Carl’s Website http://www.TheWoodShop.tv

Where to submit video: http://www.AsWoodTurns.com/Challenges

Woodturning Inside Out Open End Christmas Ornament With LED

Inside Out Christmas OrnamentThis video may be viewed on YouTube, Vimeo, or Facebook. But you’re already here!

The Christmas Ornament Challenge is accepting entries through November. Enter yours at on the challenges page.

View ornaments submitted this year here.

Inside out Christmas ornaments are a challenge for me. The profile of the inside turning is difficult to visualize. The turning often results in thin sections with fragile short grain. The resulting slats are wickedly knife sharp.

Yet, these ornaments are a great project with a fantastic unique look. After a recent article in American Woodturner, I decided to try an inside out turning with an open end. It should not be that hard can it be? Well, to complicate things, I incorporated a battery operated LED tea light into the inside. My design concept was to insert the tea light up through the open bottom into a narrow section of the wood. The tea light flame would show through the side slats. The tea light would be supported by a thin platform indexed by a small bump on the inner profile. To make insertion easier and for further decoration, the platform would incorporate a finial to complete the ornament. The wood slats would flex enough to insert the tea light and platform.

The first version broke when I attempted to drill into the center. I had thought that a drill would match the tealight. When that did not work, I decided to turn that section as part of the inside turning despite the fact that the curves would be opposite the tea light profile.

Another issue arising was the very thin sections at the top. On other ornaments, I’ve had small joints separate. Instead of turning the top portion into a top finial, I chose to turn down the top to a tenon. Normally that would be okay except that the small 3/8″ tenon was actually, four pieces of wood about 3/16″ thick with a weak joint between them. This is where the ornament broke before I could insert the tenon into a mortise in a top finial.

This complicated the top finial. I recessed the mortise into a small hollow in the bottom of the finial to cover and retain the tops of the slats. To reinforce the joint, I turned a small ball to fit inside the slat tops. This I glued with CA glue.
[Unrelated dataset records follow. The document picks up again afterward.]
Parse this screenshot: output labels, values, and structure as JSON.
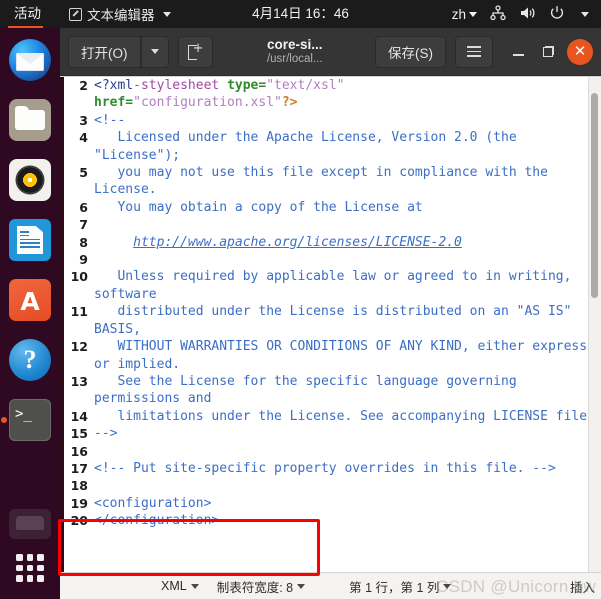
{
  "topbar": {
    "activities": "活动",
    "app_menu": {
      "icon": "text-editor-icon",
      "label": "文本编辑器"
    },
    "clock": "4月14日  16：46",
    "language": "zh",
    "tray_icons": [
      "network-wired-icon",
      "volume-icon",
      "power-icon",
      "chevron-down-icon"
    ]
  },
  "dock": {
    "items": [
      {
        "name": "thunderbird",
        "label": "Thunderbird 邮件"
      },
      {
        "name": "files",
        "label": "文件"
      },
      {
        "name": "rhythmbox",
        "label": "Rhythmbox 音乐"
      },
      {
        "name": "libreoffice",
        "label": "LibreOffice"
      },
      {
        "name": "ubuntu-software",
        "label": "Ubuntu 软件",
        "glyph": "A"
      },
      {
        "name": "help",
        "label": "帮助",
        "glyph": "?"
      },
      {
        "name": "terminal",
        "label": "终端",
        "glyph": ">_",
        "running": true
      },
      {
        "name": "trash",
        "label": "回收站"
      }
    ],
    "show_applications": "显示应用程序"
  },
  "window": {
    "toolbar": {
      "open_label": "打开(O)",
      "open_caret": "chevron-down-icon",
      "new_tab": "new-tab-icon",
      "save_label": "保存(S)",
      "menu": "hamburger-icon"
    },
    "title": "core-si...",
    "subtitle": "/usr/local...",
    "controls": {
      "minimize": "minimize-icon",
      "maximize": "maximize-icon",
      "close": "✕"
    }
  },
  "editor": {
    "lines": [
      {
        "num": "2",
        "parts": [
          {
            "t": "<?xml",
            "c": "tag"
          },
          {
            "t": "-stylesheet ",
            "c": "pi"
          },
          {
            "t": "type=",
            "c": "attr"
          },
          {
            "t": "\"text/xsl\"",
            "c": "str"
          },
          {
            "t": "\n",
            "c": "plain"
          },
          {
            "t": "href=",
            "c": "attr"
          },
          {
            "t": "\"configuration.xsl\"",
            "c": "str"
          },
          {
            "t": "?>",
            "c": "pi-end"
          }
        ]
      },
      {
        "num": "3",
        "parts": [
          {
            "t": "<!--",
            "c": "cmtmark"
          }
        ]
      },
      {
        "num": "4",
        "parts": [
          {
            "t": "   Licensed under the Apache License, Version 2.0 (the \"License\");",
            "c": "cmt"
          }
        ]
      },
      {
        "num": "5",
        "parts": [
          {
            "t": "   you may not use this file except in compliance with the License.",
            "c": "cmt"
          }
        ]
      },
      {
        "num": "6",
        "parts": [
          {
            "t": "   You may obtain a copy of the License at",
            "c": "cmt"
          }
        ]
      },
      {
        "num": "7",
        "parts": [
          {
            "t": "",
            "c": "cmt"
          }
        ]
      },
      {
        "num": "8",
        "parts": [
          {
            "t": "     ",
            "c": "cmt"
          },
          {
            "t": "http://www.apache.org/licenses/LICENSE-2.0",
            "c": "url"
          }
        ]
      },
      {
        "num": "9",
        "parts": [
          {
            "t": "",
            "c": "cmt"
          }
        ]
      },
      {
        "num": "10",
        "parts": [
          {
            "t": "   Unless required by applicable law or agreed to in writing, software",
            "c": "cmt"
          }
        ]
      },
      {
        "num": "11",
        "parts": [
          {
            "t": "   distributed under the License is distributed on an \"AS IS\" BASIS,",
            "c": "cmt"
          }
        ]
      },
      {
        "num": "12",
        "parts": [
          {
            "t": "   WITHOUT WARRANTIES OR CONDITIONS OF ANY KIND, either express or implied.",
            "c": "cmt"
          }
        ]
      },
      {
        "num": "13",
        "parts": [
          {
            "t": "   See the License for the specific language governing permissions and",
            "c": "cmt"
          }
        ]
      },
      {
        "num": "14",
        "parts": [
          {
            "t": "   limitations under the License. See accompanying LICENSE file.",
            "c": "cmt"
          }
        ]
      },
      {
        "num": "15",
        "parts": [
          {
            "t": "-->",
            "c": "cmtmark"
          }
        ]
      },
      {
        "num": "16",
        "parts": [
          {
            "t": "",
            "c": "plain"
          }
        ]
      },
      {
        "num": "17",
        "parts": [
          {
            "t": "<!-- Put site-specific property overrides in this file. -->",
            "c": "cmt"
          }
        ]
      },
      {
        "num": "18",
        "parts": [
          {
            "t": "",
            "c": "plain"
          }
        ]
      },
      {
        "num": "19",
        "parts": [
          {
            "t": "<configuration>",
            "c": "eltag"
          }
        ]
      },
      {
        "num": "20",
        "parts": [
          {
            "t": "</configuration>",
            "c": "eltag"
          }
        ]
      }
    ]
  },
  "statusbar": {
    "language": "XML",
    "tab_width": "制表符宽度: 8",
    "position": "第 1 行，第 1 列",
    "insert_mode": "插入"
  },
  "watermark": "CSDN @Unicorn.bw",
  "colors": {
    "accent": "#e95420",
    "close_button": "#e9551f",
    "annotation": "#fb0000",
    "titlebar": "#353535",
    "editor_bg": "#ffffff",
    "code_text": "#3b6ec6"
  }
}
This inside out concept turned out quite nice. It is a rather large ornament. I’d like to make it smaller, to improve the tea light and platform positioning, and avoid the slats breaking. I’ll work on that in the next version while I enjoy this one. :)